[Data about app and page elements]
※ ※ ※
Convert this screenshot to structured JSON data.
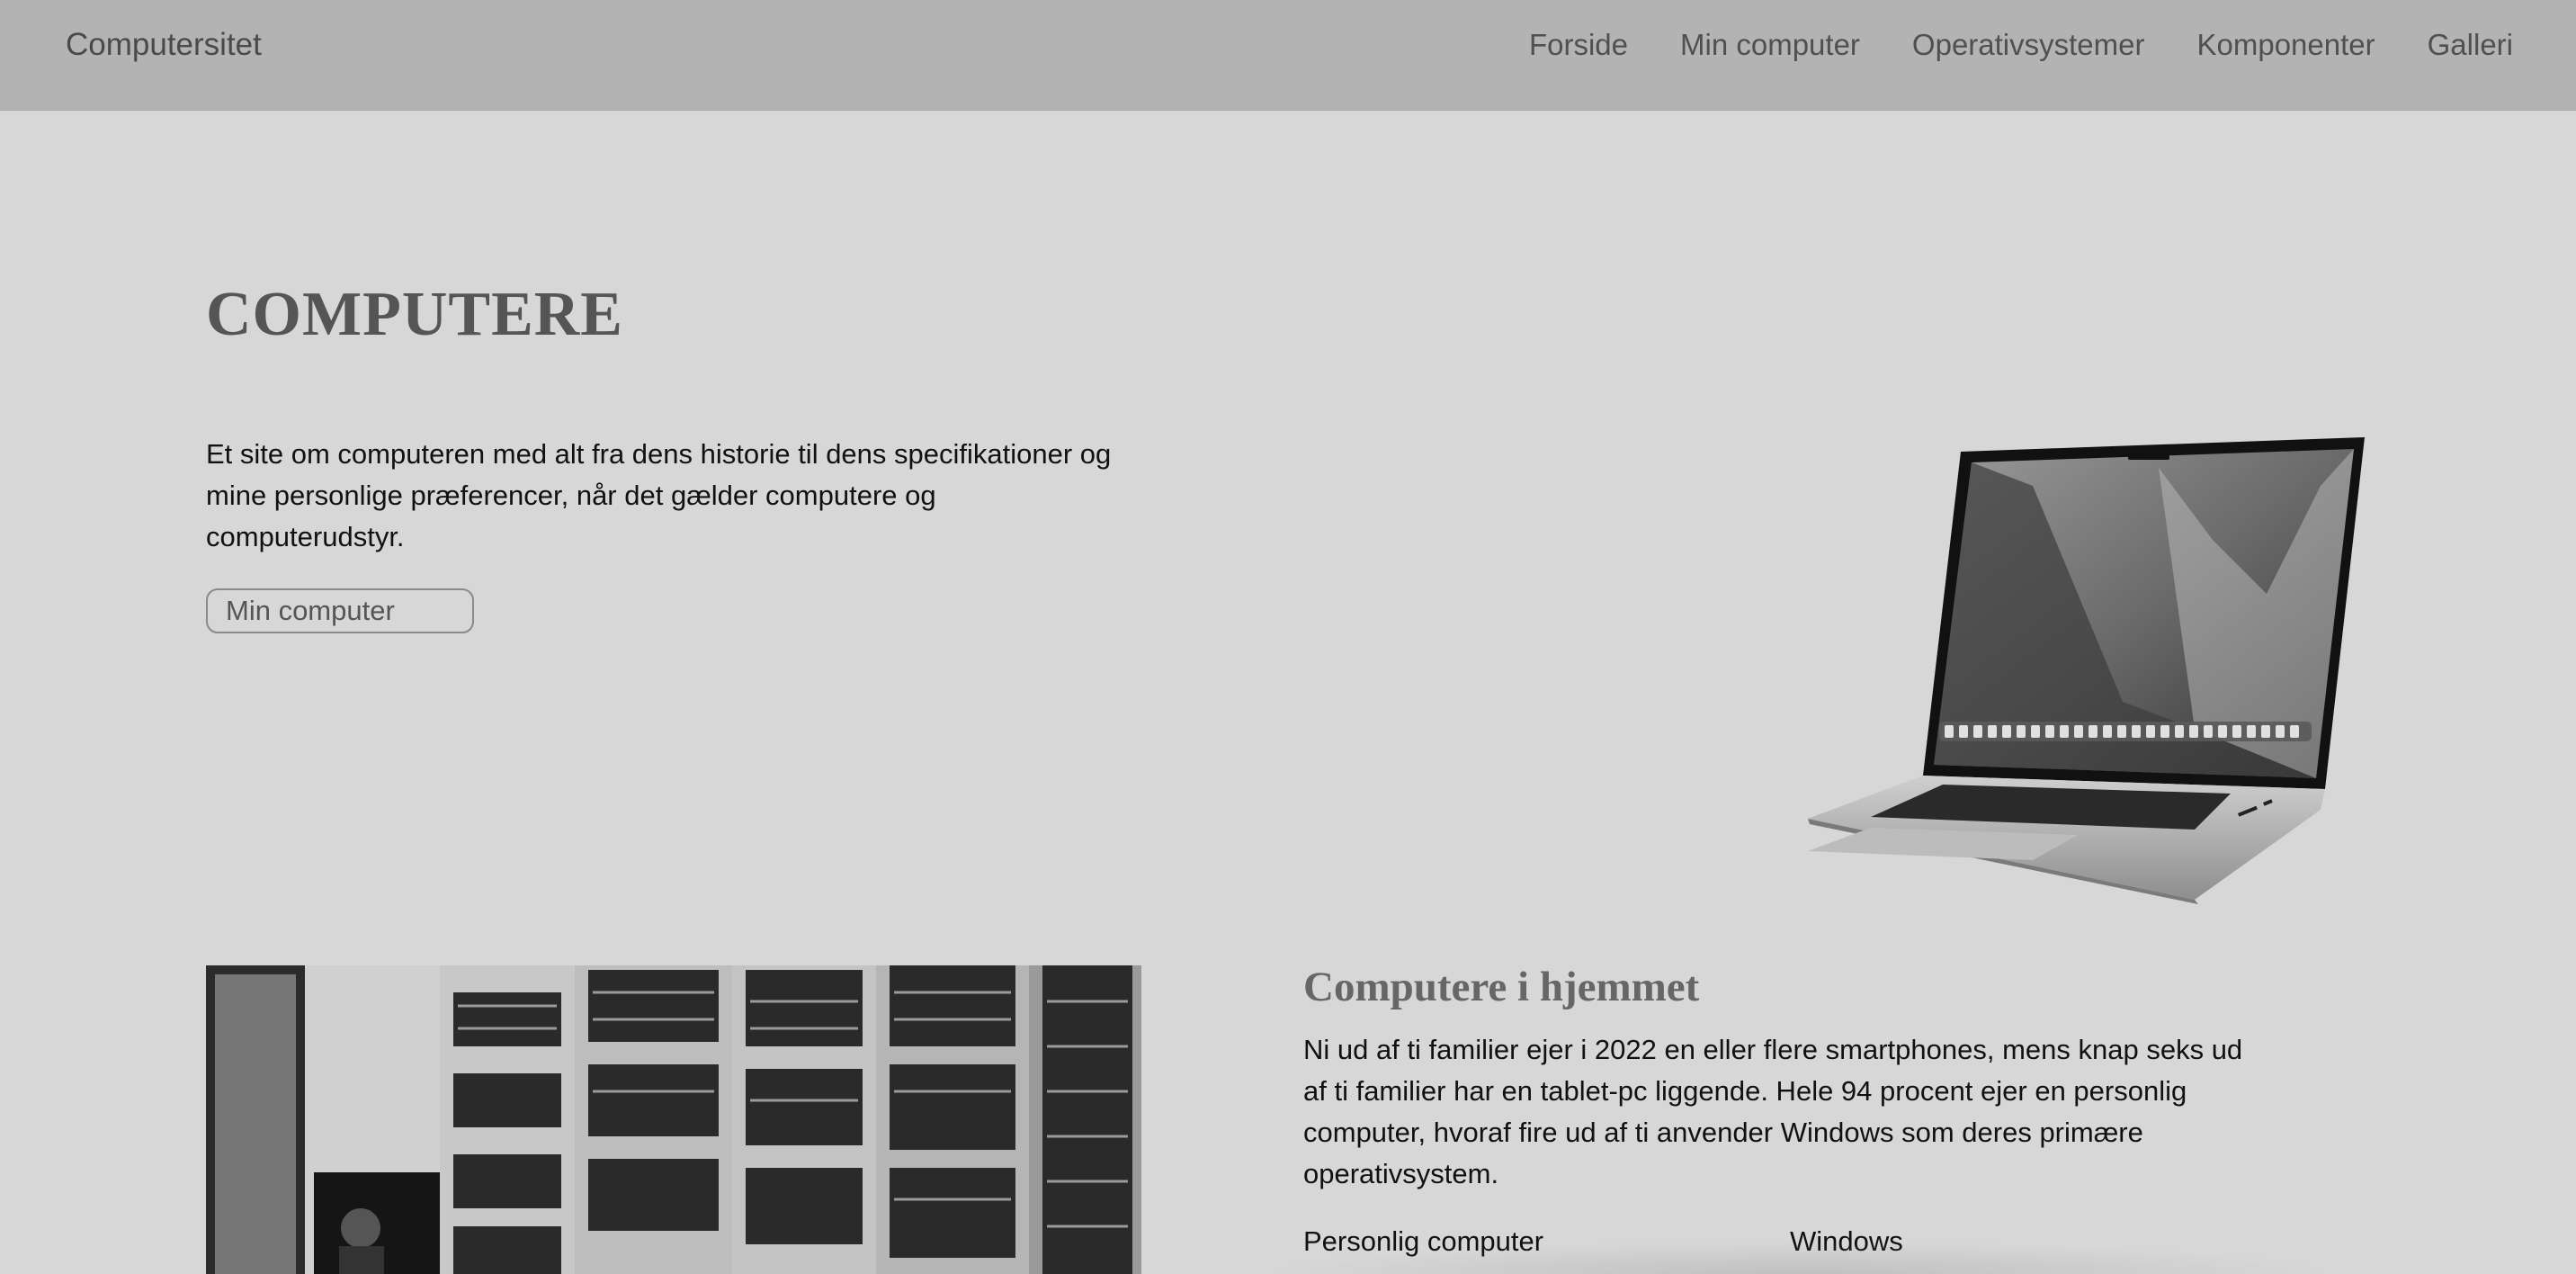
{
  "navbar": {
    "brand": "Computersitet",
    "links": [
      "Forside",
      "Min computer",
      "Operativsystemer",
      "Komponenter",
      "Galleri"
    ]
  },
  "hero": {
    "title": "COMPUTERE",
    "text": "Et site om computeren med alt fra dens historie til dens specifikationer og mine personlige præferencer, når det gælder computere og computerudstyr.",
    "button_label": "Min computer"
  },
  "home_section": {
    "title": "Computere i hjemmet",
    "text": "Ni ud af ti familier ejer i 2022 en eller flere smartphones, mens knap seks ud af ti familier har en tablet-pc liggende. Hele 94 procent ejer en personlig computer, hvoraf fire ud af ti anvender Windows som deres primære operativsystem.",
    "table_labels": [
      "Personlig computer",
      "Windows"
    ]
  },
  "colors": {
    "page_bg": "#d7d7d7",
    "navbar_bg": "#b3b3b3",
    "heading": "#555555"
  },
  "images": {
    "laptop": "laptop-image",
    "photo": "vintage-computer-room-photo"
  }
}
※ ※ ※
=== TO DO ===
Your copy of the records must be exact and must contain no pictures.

=== EXERCISE ANSWER ===
Convert this screenshot to structured JSON data.
{
  "navbar": {
    "brand": "Computersitet",
    "links": [
      "Forside",
      "Min computer",
      "Operativsystemer",
      "Komponenter",
      "Galleri"
    ]
  },
  "hero": {
    "title": "COMPUTERE",
    "text": "Et site om computeren med alt fra dens historie til dens specifikationer og mine personlige præferencer, når det gælder computere og computerudstyr.",
    "button_label": "Min computer"
  },
  "home_section": {
    "title": "Computere i hjemmet",
    "text": "Ni ud af ti familier ejer i 2022 en eller flere smartphones, mens knap seks ud af ti familier har en tablet-pc liggende. Hele 94 procent ejer en personlig computer, hvoraf fire ud af ti anvender Windows som deres primære operativsystem.",
    "table_labels": [
      "Personlig computer",
      "Windows"
    ]
  },
  "colors": {
    "page_bg": "#d7d7d7",
    "navbar_bg": "#b3b3b3",
    "heading": "#555555"
  },
  "images": {
    "laptop": "laptop-image",
    "photo": "vintage-computer-room-photo"
  }
}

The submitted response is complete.